TASK DIRECTIONS:
Find every line of the records that has "state" and return it.

** RECORDS PROVIDED follows **

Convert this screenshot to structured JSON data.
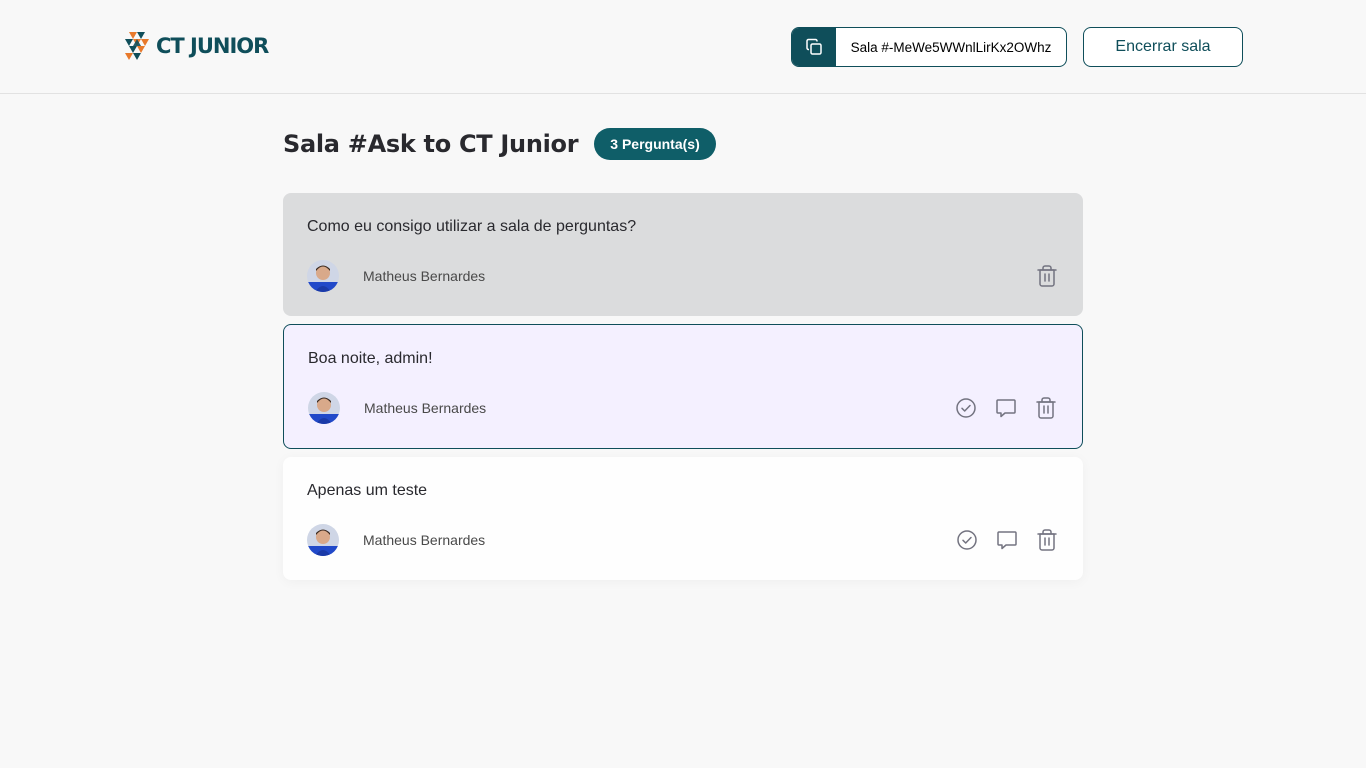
{
  "header": {
    "logo_text": "CT JUNIOR",
    "room_code_label": "Sala #-MeWe5WWnlLirKx2OWhz",
    "close_room_label": "Encerrar sala"
  },
  "room": {
    "title": "Sala #Ask to CT Junior",
    "question_count_label": "3 Pergunta(s)"
  },
  "questions": [
    {
      "content": "Como eu consigo utilizar a sala de perguntas?",
      "author": "Matheus Bernardes",
      "state": "answered",
      "actions": [
        "trash-icon"
      ]
    },
    {
      "content": "Boa noite, admin!",
      "author": "Matheus Bernardes",
      "state": "highlighted",
      "actions": [
        "check-circle-icon",
        "answer-bubble-icon",
        "trash-icon"
      ]
    },
    {
      "content": "Apenas um teste",
      "author": "Matheus Bernardes",
      "state": "normal",
      "actions": [
        "check-circle-icon",
        "answer-bubble-icon",
        "trash-icon"
      ]
    }
  ],
  "colors": {
    "brand": "#0f4e5a",
    "badge": "#0f5e68",
    "answered_bg": "#dbdcdd",
    "highlighted_bg": "#f4f0ff",
    "page_bg": "#f8f8f8"
  }
}
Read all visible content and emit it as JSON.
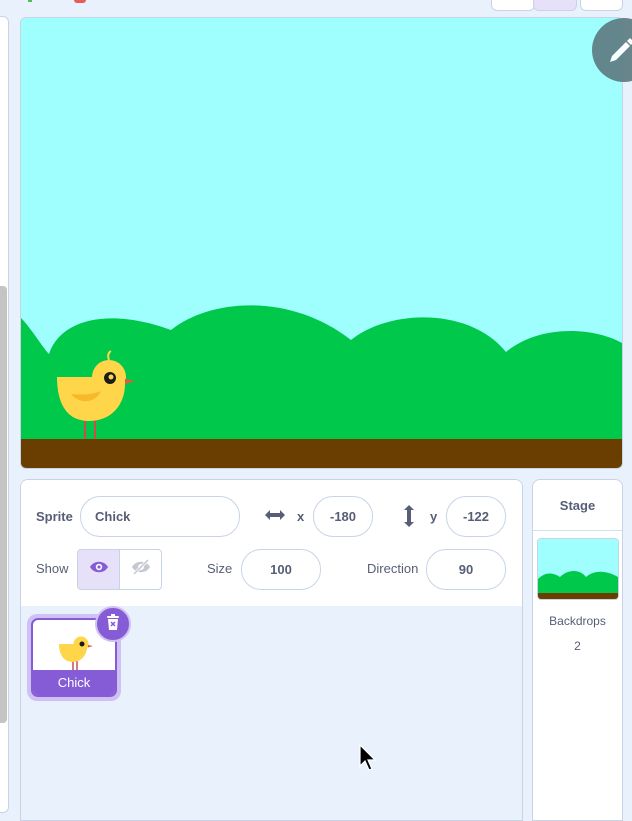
{
  "colors": {
    "bg": "#e9f1fc",
    "accent": "#855cd6",
    "sky": "#9fffff",
    "grass": "#00c84a",
    "ground": "#6a3e00"
  },
  "sprite_info": {
    "sprite_label": "Sprite",
    "sprite_name": "Chick",
    "x_label": "x",
    "x_value": "-180",
    "y_label": "y",
    "y_value": "-122",
    "show_label": "Show",
    "size_label": "Size",
    "size_value": "100",
    "direction_label": "Direction",
    "direction_value": "90"
  },
  "sprites": [
    {
      "name": "Chick",
      "selected": true
    }
  ],
  "stage_panel": {
    "title": "Stage",
    "backdrops_label": "Backdrops",
    "backdrops_count": "2"
  },
  "icons": [
    "pencil-icon",
    "horizontal-arrows-icon",
    "vertical-arrows-icon",
    "eye-icon",
    "eye-hidden-icon",
    "trash-icon",
    "cursor-icon"
  ]
}
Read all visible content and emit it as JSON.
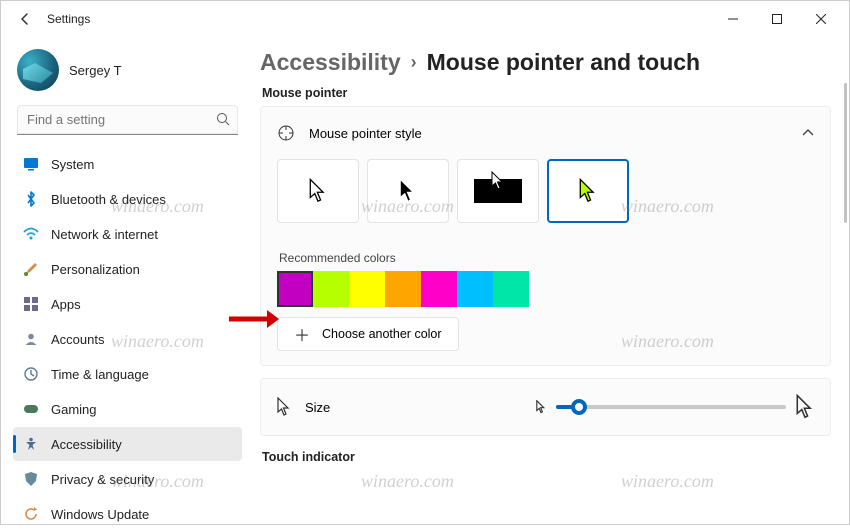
{
  "window": {
    "title": "Settings"
  },
  "user": {
    "name": "Sergey T"
  },
  "search": {
    "placeholder": "Find a setting"
  },
  "nav": {
    "items": [
      {
        "label": "System"
      },
      {
        "label": "Bluetooth & devices"
      },
      {
        "label": "Network & internet"
      },
      {
        "label": "Personalization"
      },
      {
        "label": "Apps"
      },
      {
        "label": "Accounts"
      },
      {
        "label": "Time & language"
      },
      {
        "label": "Gaming"
      },
      {
        "label": "Accessibility"
      },
      {
        "label": "Privacy & security"
      },
      {
        "label": "Windows Update"
      }
    ],
    "selected_index": 8
  },
  "breadcrumb": {
    "category": "Accessibility",
    "page": "Mouse pointer and touch"
  },
  "sections": {
    "mouse_pointer_label": "Mouse pointer",
    "style_card_title": "Mouse pointer style",
    "recommended_label": "Recommended colors",
    "choose_another_label": "Choose another color",
    "size_label": "Size",
    "touch_indicator_label": "Touch indicator"
  },
  "pointer_styles": {
    "options": [
      "white",
      "black",
      "inverted",
      "custom"
    ],
    "selected_index": 3
  },
  "recommended_colors": {
    "values": [
      "#c200c2",
      "#b6ff00",
      "#ffff00",
      "#ffa500",
      "#ff00c8",
      "#00bfff",
      "#00e6a8"
    ],
    "selected_index": 0
  },
  "size_slider": {
    "min": 1,
    "max": 15,
    "value": 1
  },
  "watermark": "winaero.com"
}
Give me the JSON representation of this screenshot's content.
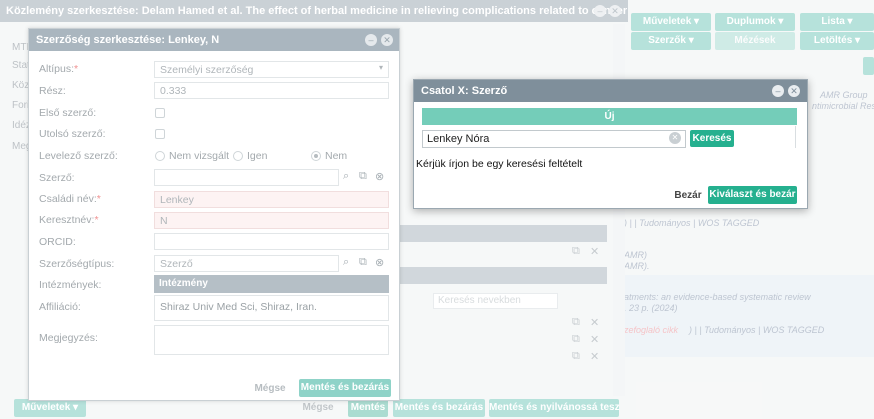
{
  "main": {
    "title": "Közlemény szerkesztése: Delam Hamed et al. The effect of herbal medicine in relieving complications related to cancer treat...",
    "side_labels": [
      "MTI",
      "Stat",
      "Köz",
      "Fori",
      "Idéz",
      "Meg"
    ],
    "toolbar": {
      "muveletek": "Műveletek",
      "duplumok": "Duplumok",
      "lista": "Lista",
      "szerzok": "Szerzők",
      "mezesek": "Mézések",
      "letoltes": "Letöltés"
    },
    "right_texts": {
      "amr_group": "AMR Group",
      "antimicrobial": "ntimicrobial Res",
      "tudomanyos1": ") | | Tudományos | WOS TAGGED",
      "amr1": "AMR)",
      "amr2": "AMR).",
      "treatments": "atments: an evidence-based systematic review",
      "pages": ". 23 p. (2024)",
      "osszefoglalo": "zefoglaló cikk",
      "tudomanyos2": ") | | Tudományos | WOS TAGGED"
    },
    "search_names_placeholder": "Keresés nevekben",
    "bottom": {
      "muveletek": "Műveletek",
      "megse": "Mégse",
      "mentes": "Mentés",
      "mentes_bezaras": "Mentés és bezárás",
      "mentes_nyilvanos": "Mentés és nyilvánossá tesz"
    }
  },
  "author_dialog": {
    "title": "Szerzőség szerkesztése: Lenkey, N",
    "fields": {
      "altipus_label": "Altípus:",
      "altipus_value": "Személyi szerzőség",
      "resz_label": "Rész:",
      "resz_value": "0.333",
      "elso_label": "Első szerző:",
      "utolso_label": "Utolsó szerző:",
      "levelezo_label": "Levelező szerző:",
      "levelezo_options": [
        "Nem vizsgált",
        "Igen",
        "Nem"
      ],
      "szerzo_label": "Szerző:",
      "csaladi_label": "Családi név:",
      "csaladi_value": "Lenkey",
      "kereszt_label": "Keresztnév:",
      "kereszt_value": "N",
      "orcid_label": "ORCID:",
      "szerzosegtipus_label": "Szerzőségtípus:",
      "szerzosegtipus_value": "Szerző",
      "intezmenyek_label": "Intézmények:",
      "intezmeny_header": "Intézmény",
      "affiliacio_label": "Affiliáció:",
      "affiliacio_value": "Shiraz Univ Med Sci, Shiraz, Iran.",
      "megjegyzes_label": "Megjegyzés:"
    },
    "buttons": {
      "megse": "Mégse",
      "mentes_bezaras": "Mentés és bezárás"
    }
  },
  "search_dialog": {
    "title": "Csatol X: Szerző",
    "new_label": "Új",
    "search_value": "Lenkey Nóra",
    "search_button": "Keresés",
    "hint": "Kérjük írjon be egy keresési feltételt",
    "close_button": "Bezár",
    "select_close_button": "Kiválaszt és bezár"
  },
  "colors": {
    "teal_light": "#8fd3c8",
    "teal_dark": "#25b08f",
    "titlebar": "#7f8f9b"
  }
}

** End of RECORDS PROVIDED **

ANSWER SECTION:
      "state": "answered",
      "state": "highlighted",
      "state": "normal",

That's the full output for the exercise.